Yahoo! Mail RSS Reader

This is extremely cool – RSS is now integrated into Yahoo! Mail and Alerts (from TechCrunch).

Think about that for a sec – how many of your users have a Yahoo! email account? And how many of them use web-based email services? And how many of those users might now be willing to learn about the whole RSS/Blog thing… since they already have a reader, and it most likely will make more sense to them (at least those using Yahoo! mail)?

Better yet – how many libraries teach classes on opening an email account with hotmail, yahoo mail, etc? It’s a short leap to focusing primarily on Yahoo! Mail, adding a small section on the RSS component, and “helping” class attendees subscribe to their first RSS feed (namely, your library’s feed). Suddenly, those users are learning about RSS from the library, experiencing what RSS does… while at the same time seeing all your cool programs, news, events, materials, etc (depending on what you stuff into the feed).

What do you think?

Random Thought #2

Another thought, probably originating from listening to Abram:

Our next big set of customers are kids and teens right now. I could even stretch that out a bit to include 20-somethings. Are we really marketing to them?

Right now, most public library websites have a page or so devoted to kids, and the same for teens.

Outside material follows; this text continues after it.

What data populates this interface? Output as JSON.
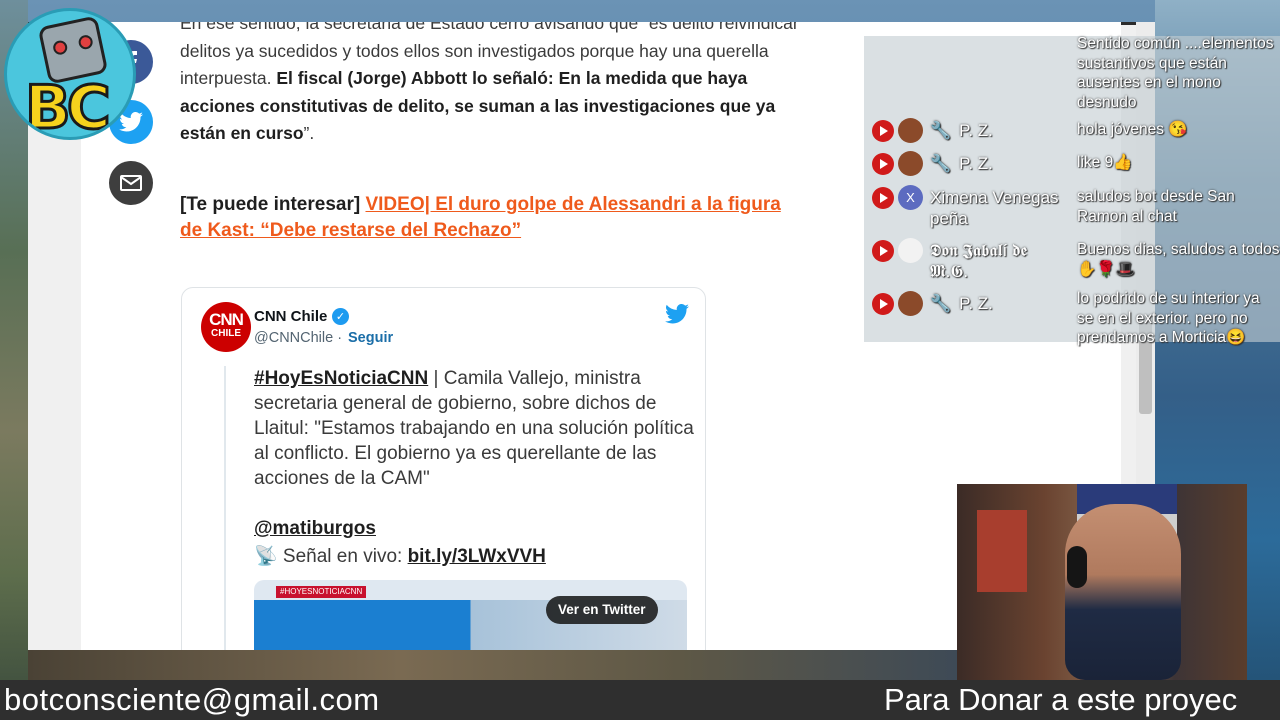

Then we toss in the 20-something with his dad, his older brother, and his grandma – all run-of-the-mill adults.

Look at 10 library websites, then tell me… are they marketed to young adults, kids, or teens? No (well ok – don’t look at – anything else is up for grabs, though).

And yet – we all talk about getting more teens into the library. And we should be talking about keeping them when they become parents in the next ten years.

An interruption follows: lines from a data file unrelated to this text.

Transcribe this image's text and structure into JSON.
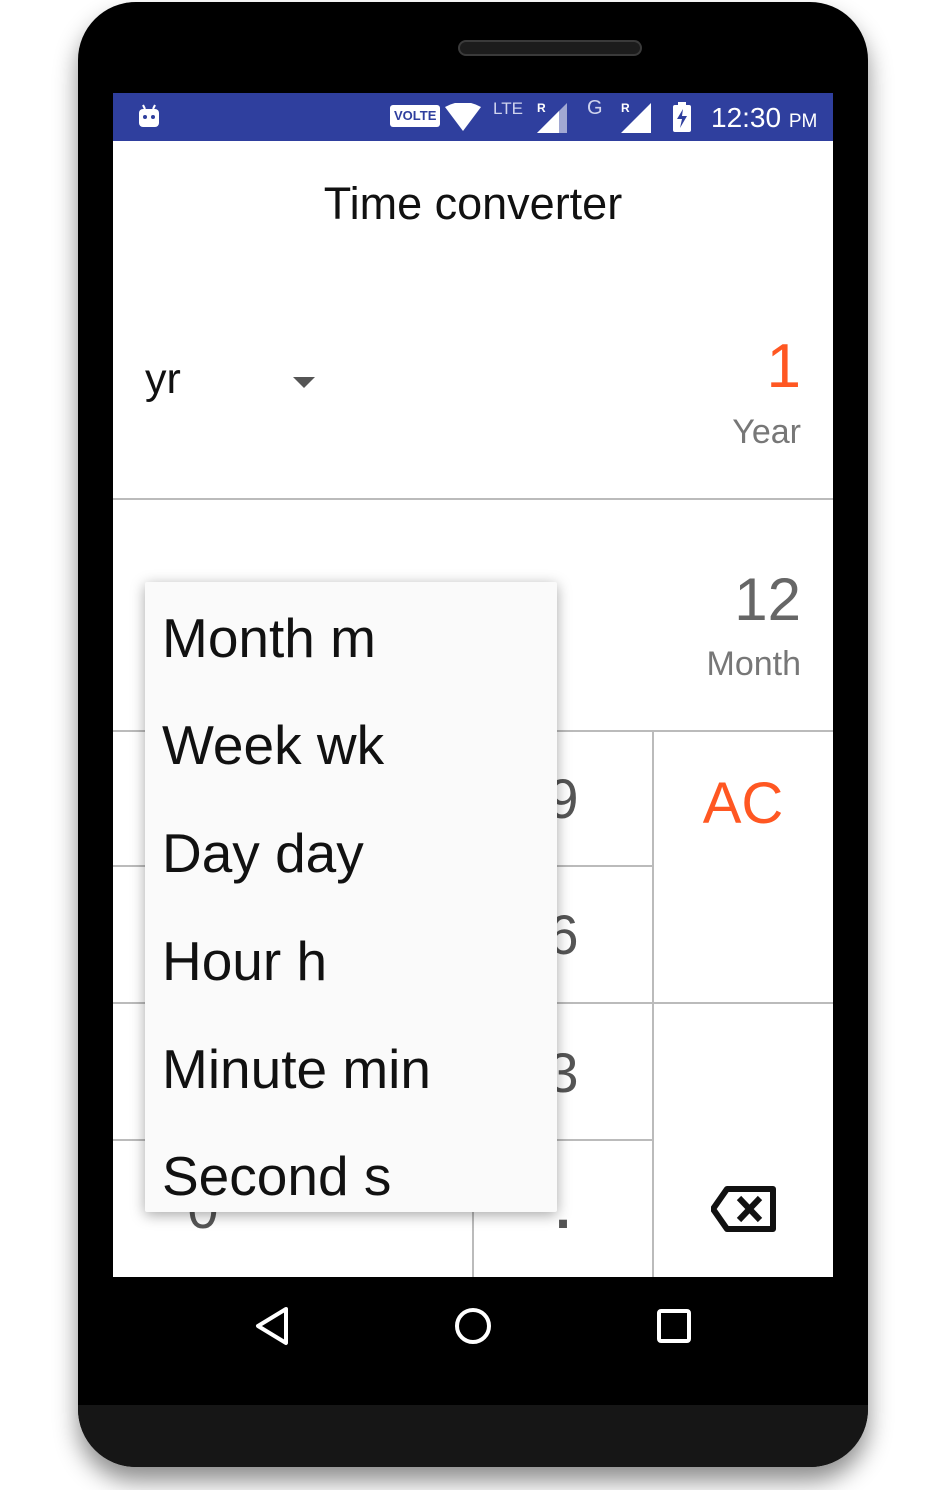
{
  "status_bar": {
    "volte": "VOLTE",
    "network_1": "LTE",
    "roaming_1": "R",
    "network_2": "G",
    "roaming_2": "R",
    "time": "12:30",
    "ampm": "PM",
    "icons": [
      "android-icon",
      "wifi-icon",
      "signal-icon",
      "battery-charging-icon"
    ]
  },
  "app": {
    "title": "Time converter"
  },
  "converter": {
    "from_unit_select": "yr",
    "from_value": "1",
    "from_unit_name": "Year",
    "to_value": "12",
    "to_unit_name": "Month"
  },
  "keypad": {
    "visible_keys": [
      "9",
      "6",
      "3",
      "0",
      "."
    ],
    "clear_label": "AC",
    "backspace_icon": "backspace-icon"
  },
  "dropdown": {
    "items": [
      "Month m",
      "Week wk",
      "Day day",
      "Hour h",
      "Minute min",
      "Second s"
    ]
  },
  "nav_bar": {
    "icons": [
      "back-icon",
      "home-icon",
      "recents-icon"
    ]
  },
  "colors": {
    "status_bar": "#2f3f9e",
    "accent": "#ff5722",
    "text_primary": "#111111",
    "text_secondary": "#777777"
  }
}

So – maybe our websites (for starters) should be a bit more hip? Interactive? Fun? Attractive? etc….

Random Thought #1

[Update: not so random after all – I probably heard Stephen Abram say this at Internet Librarian]

As I’m starting to re-write our website plan, I’m having some random thoughts… they don’t necessarily go in the plan, but might be useful nonetheless. So I’m posting them as they come.

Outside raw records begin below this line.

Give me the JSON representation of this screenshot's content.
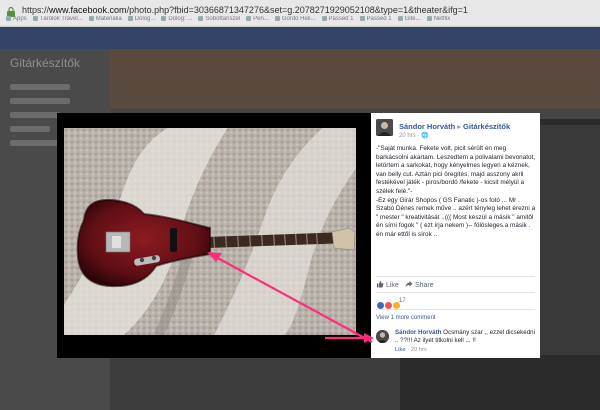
{
  "browser": {
    "url_protocol": "https://",
    "url_host": "www.facebook.com",
    "url_path": "/photo.php?fbid=30366871347276&set=g.2078271929052108&type=1&theater&ifg=1",
    "bookmarks": [
      "Apps",
      "Tárolók Travel...",
      "Materialia",
      "Dolog...",
      "Dolog: ...",
      "Sobottanszél",
      "Pen...",
      "Gordo Heli...",
      "Passed 1",
      "Passed 1",
      "Gite...",
      "Netflix"
    ]
  },
  "background": {
    "page_title": "Gitárkészítők"
  },
  "post": {
    "author": "Sándor Horváth",
    "arrow": "▸",
    "group": "Gitárkészítők",
    "time": "20 hrs · 🌐",
    "text": "-\"Saját munka. Fekete volt, picit sérült én meg barkácsolni akartam. Leszedtem a polivalami bevonatot, letörtem a sarkokat, hogy kényelmes legyen a kéznek, van belly cut. Aztán pici öregítés, majd asszony akril festékével játék - piros/bordó /fekete - kicsit mélyül a szélek felé.\"-\n-Ez egy Girár Shopos ( GS Fanatic )-os fotó ... Mr . Szabó Dénes remek műve .. azért tényleg lehet érezni a \" mester \" kreativitását ..((( Most készül a másik \" amitől én sírni fogok \" ( ezt írja nekem )-- fölösleges.a másik . én már ettől is sírok .."
  },
  "actions": {
    "like_label": "Like",
    "share_label": "Share"
  },
  "reactions": {
    "count": "17"
  },
  "comments": {
    "view_more": "View 1 more comment",
    "author": "Sándor Horváth",
    "text": "Ocsmány szar ,, ezzel dicsekedni .. ??!!! Az ilyet titkolni kell ... !!",
    "like_label": "Like",
    "time": "· 20 hrs"
  },
  "colors": {
    "annotation_arrow": "#ff2d7a",
    "fb_link": "#365899",
    "like_react": "#4267b2",
    "love_react": "#f25268",
    "haha_react": "#f7b125"
  }
}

Random Thought #1: Go where your customers already are, and be prepared to meet them with the information they need.

The second part of that statement might be difficult – then again, if we have well-rounded librarians, we should at least be able to track down said info.

First part of the statement – where are our customers? Here’s a beginning list:

  1. in the library
  2. at home
  3. on the phone
  4. in the classroom
  5. on the web
  6. in a meeting
  7. at the mall
  8. etc

My point? Can a library patron reach your library via phone, email, chat, IM, SMS, etc?

How about this – your customers are in school… how do you meet them? Your customers are at the cafe around the corner. How do you meet them? Your customers are working in the corporate office across the street. How do you meet them? Your customers are using Flickr/LibraryThing/Furl/ yahoo/etc – How do you meet them?

Messy Desk (a videoblog post)

messydeskYes, another video (third one, actually – here are links to my first [warning: “just testing” silliness] and second [warning: big file], for those extremely interested sorts). My library recently purchased a digital camcorder and video editing software with the ultimate of recording events, area attractions, etc (that is, if we actually have TIME to do any of these cool things).

But for starters, someone has to learn the equipment! When I learn new hardware/software, I like to … well … play a little.

So – here’s an exciting video of me cleaning up my office cube. Hollywood, watch out!

(nitty-gritty details: 1:35, 8mg wmv file)

videoblog vlog